**Work required**
Determine how many lines of the data below contain "void", then give only that number.

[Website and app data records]
□ □ □ □ □
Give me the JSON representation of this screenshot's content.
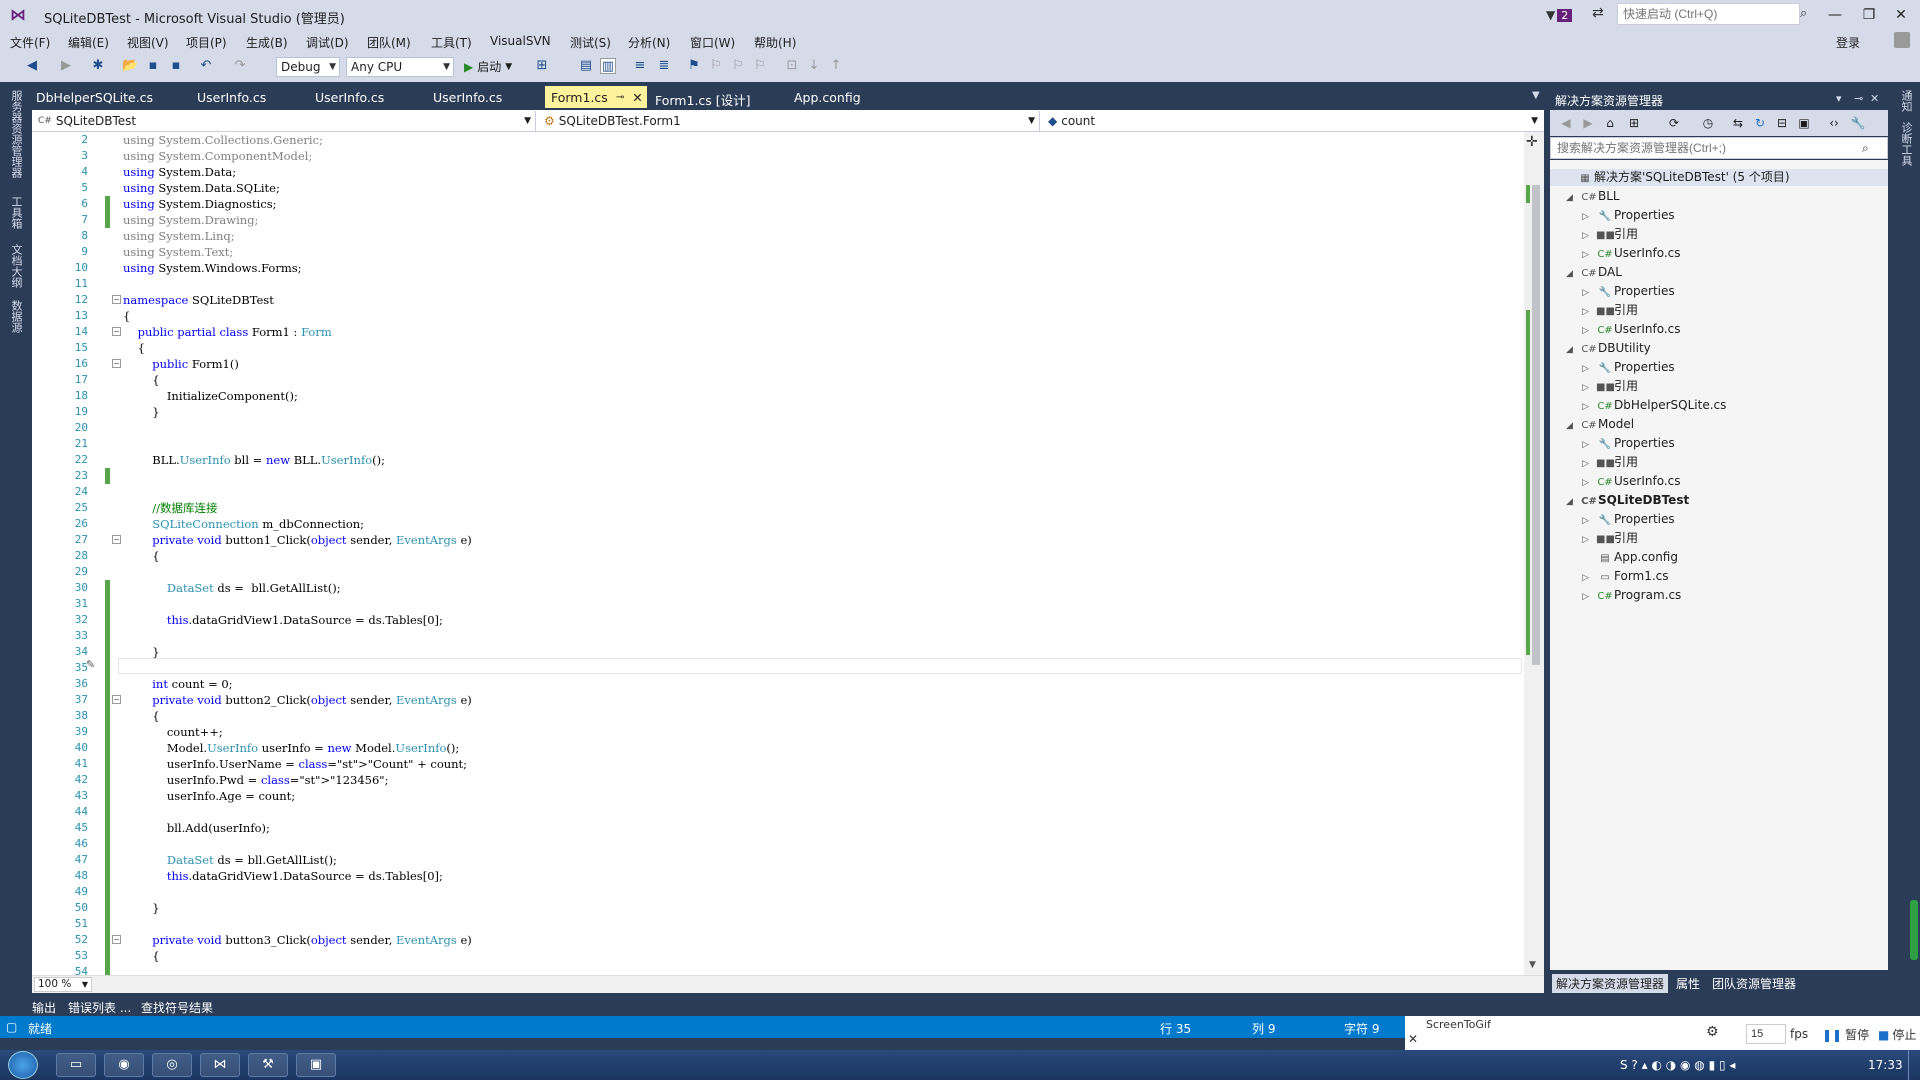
{
  "window": {
    "title": "SQLiteDBTest - Microsoft Visual Studio (管理员)",
    "notification_count": "2",
    "quick_launch_placeholder": "快速启动 (Ctrl+Q)",
    "login": "登录"
  },
  "menu": [
    "文件(F)",
    "编辑(E)",
    "视图(V)",
    "项目(P)",
    "生成(B)",
    "调试(D)",
    "团队(M)",
    "工具(T)",
    "VisualSVN",
    "测试(S)",
    "分析(N)",
    "窗口(W)",
    "帮助(H)"
  ],
  "toolbar": {
    "config": "Debug",
    "platform": "Any CPU",
    "start_label": "启动"
  },
  "left_tool_tabs": [
    "服务器资源管理器",
    "工具箱",
    "文档大纲",
    "数据源"
  ],
  "right_tool_tabs": [
    "通知",
    "诊断工具"
  ],
  "doc_tabs": [
    "DbHelperSQLite.cs",
    "UserInfo.cs",
    "UserInfo.cs",
    "UserInfo.cs",
    "Form1.cs",
    "Form1.cs [设计]",
    "App.config"
  ],
  "active_tab_index": 4,
  "nav": {
    "project": "SQLiteDBTest",
    "class": "SQLiteDBTest.Form1",
    "member": "count"
  },
  "code_lines": [
    {
      "n": "2",
      "t": "using System.Collections.Generic;",
      "dim": true
    },
    {
      "n": "3",
      "t": "using System.ComponentModel;",
      "dim": true
    },
    {
      "n": "4",
      "t": "using System.Data;"
    },
    {
      "n": "5",
      "t": "using System.Data.SQLite;"
    },
    {
      "n": "6",
      "t": "using System.Diagnostics;"
    },
    {
      "n": "7",
      "t": "using System.Drawing;",
      "dim": true
    },
    {
      "n": "8",
      "t": "using System.Linq;",
      "dim": true
    },
    {
      "n": "9",
      "t": "using System.Text;",
      "dim": true
    },
    {
      "n": "10",
      "t": "using System.Windows.Forms;"
    },
    {
      "n": "11",
      "t": ""
    },
    {
      "n": "12",
      "t": "namespace SQLiteDBTest"
    },
    {
      "n": "13",
      "t": "{"
    },
    {
      "n": "14",
      "t": "    public partial class Form1 : Form"
    },
    {
      "n": "15",
      "t": "    {"
    },
    {
      "n": "16",
      "t": "        public Form1()"
    },
    {
      "n": "17",
      "t": "        {"
    },
    {
      "n": "18",
      "t": "            InitializeComponent();"
    },
    {
      "n": "19",
      "t": "        }"
    },
    {
      "n": "20",
      "t": ""
    },
    {
      "n": "21",
      "t": ""
    },
    {
      "n": "22",
      "t": "        BLL.UserInfo bll = new BLL.UserInfo();"
    },
    {
      "n": "23",
      "t": ""
    },
    {
      "n": "24",
      "t": ""
    },
    {
      "n": "25",
      "t": "        //数据库连接"
    },
    {
      "n": "26",
      "t": "        SQLiteConnection m_dbConnection;"
    },
    {
      "n": "27",
      "t": "        private void button1_Click(object sender, EventArgs e)"
    },
    {
      "n": "28",
      "t": "        {"
    },
    {
      "n": "29",
      "t": ""
    },
    {
      "n": "30",
      "t": "            DataSet ds =  bll.GetAllList();"
    },
    {
      "n": "31",
      "t": ""
    },
    {
      "n": "32",
      "t": "            this.dataGridView1.DataSource = ds.Tables[0];"
    },
    {
      "n": "33",
      "t": ""
    },
    {
      "n": "34",
      "t": "        }"
    },
    {
      "n": "35",
      "t": ""
    },
    {
      "n": "36",
      "t": "        int count = 0;"
    },
    {
      "n": "37",
      "t": "        private void button2_Click(object sender, EventArgs e)"
    },
    {
      "n": "38",
      "t": "        {"
    },
    {
      "n": "39",
      "t": "            count++;"
    },
    {
      "n": "40",
      "t": "            Model.UserInfo userInfo = new Model.UserInfo();"
    },
    {
      "n": "41",
      "t": "            userInfo.UserName = \"Count\" + count;"
    },
    {
      "n": "42",
      "t": "            userInfo.Pwd = \"123456\";"
    },
    {
      "n": "43",
      "t": "            userInfo.Age = count;"
    },
    {
      "n": "44",
      "t": ""
    },
    {
      "n": "45",
      "t": "            bll.Add(userInfo);"
    },
    {
      "n": "46",
      "t": ""
    },
    {
      "n": "47",
      "t": "            DataSet ds = bll.GetAllList();"
    },
    {
      "n": "48",
      "t": "            this.dataGridView1.DataSource = ds.Tables[0];"
    },
    {
      "n": "49",
      "t": ""
    },
    {
      "n": "50",
      "t": "        }"
    },
    {
      "n": "51",
      "t": ""
    },
    {
      "n": "52",
      "t": "        private void button3_Click(object sender, EventArgs e)"
    },
    {
      "n": "53",
      "t": "        {"
    },
    {
      "n": "54",
      "t": ""
    }
  ],
  "editor": {
    "zoom": "100 %"
  },
  "bottom_tabs": [
    "输出",
    "错误列表 ...",
    "查找符号结果"
  ],
  "solution_explorer": {
    "title": "解决方案资源管理器",
    "search_placeholder": "搜索解决方案资源管理器(Ctrl+;)",
    "tree": [
      {
        "label": "解决方案'SQLiteDBTest' (5 个项目)",
        "depth": 0,
        "icon": "solution-icon",
        "exp": ""
      },
      {
        "label": "BLL",
        "depth": 1,
        "icon": "csproj-icon",
        "exp": "◢"
      },
      {
        "label": "Properties",
        "depth": 2,
        "icon": "wrench-icon",
        "exp": "▷"
      },
      {
        "label": "引用",
        "depth": 2,
        "icon": "references-icon",
        "exp": "▷"
      },
      {
        "label": "UserInfo.cs",
        "depth": 2,
        "icon": "csfile-icon",
        "exp": "▷"
      },
      {
        "label": "DAL",
        "depth": 1,
        "icon": "csproj-icon",
        "exp": "◢"
      },
      {
        "label": "Properties",
        "depth": 2,
        "icon": "wrench-icon",
        "exp": "▷"
      },
      {
        "label": "引用",
        "depth": 2,
        "icon": "references-icon",
        "exp": "▷"
      },
      {
        "label": "UserInfo.cs",
        "depth": 2,
        "icon": "csfile-icon",
        "exp": "▷"
      },
      {
        "label": "DBUtility",
        "depth": 1,
        "icon": "csproj-icon",
        "exp": "◢"
      },
      {
        "label": "Properties",
        "depth": 2,
        "icon": "wrench-icon",
        "exp": "▷"
      },
      {
        "label": "引用",
        "depth": 2,
        "icon": "references-icon",
        "exp": "▷"
      },
      {
        "label": "DbHelperSQLite.cs",
        "depth": 2,
        "icon": "csfile-icon",
        "exp": "▷"
      },
      {
        "label": "Model",
        "depth": 1,
        "icon": "csproj-icon",
        "exp": "◢"
      },
      {
        "label": "Properties",
        "depth": 2,
        "icon": "wrench-icon",
        "exp": "▷"
      },
      {
        "label": "引用",
        "depth": 2,
        "icon": "references-icon",
        "exp": "▷"
      },
      {
        "label": "UserInfo.cs",
        "depth": 2,
        "icon": "csfile-icon",
        "exp": "▷"
      },
      {
        "label": "SQLiteDBTest",
        "depth": 1,
        "icon": "csproj-icon",
        "exp": "◢",
        "bold": true
      },
      {
        "label": "Properties",
        "depth": 2,
        "icon": "wrench-icon",
        "exp": "▷"
      },
      {
        "label": "引用",
        "depth": 2,
        "icon": "references-icon",
        "exp": "▷"
      },
      {
        "label": "App.config",
        "depth": 2,
        "icon": "config-icon",
        "exp": ""
      },
      {
        "label": "Form1.cs",
        "depth": 2,
        "icon": "form-icon",
        "exp": "▷"
      },
      {
        "label": "Program.cs",
        "depth": 2,
        "icon": "csfile-icon",
        "exp": "▷"
      }
    ],
    "bottom_tabs": [
      "解决方案资源管理器",
      "属性",
      "团队资源管理器"
    ]
  },
  "status": {
    "ready": "就绪",
    "line": "行 35",
    "col": "列 9",
    "ch": "字符 9"
  },
  "screentogif": {
    "title": "ScreenToGif",
    "fps_value": "15",
    "fps_label": "fps",
    "pause": "暂停",
    "stop": "停止"
  },
  "taskbar": {
    "clock": "17:33"
  },
  "colors": {
    "accent": "#007acc",
    "active_tab": "#fff29d",
    "change_marker": "#57a64a"
  }
}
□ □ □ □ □
**Output of the exercise**
3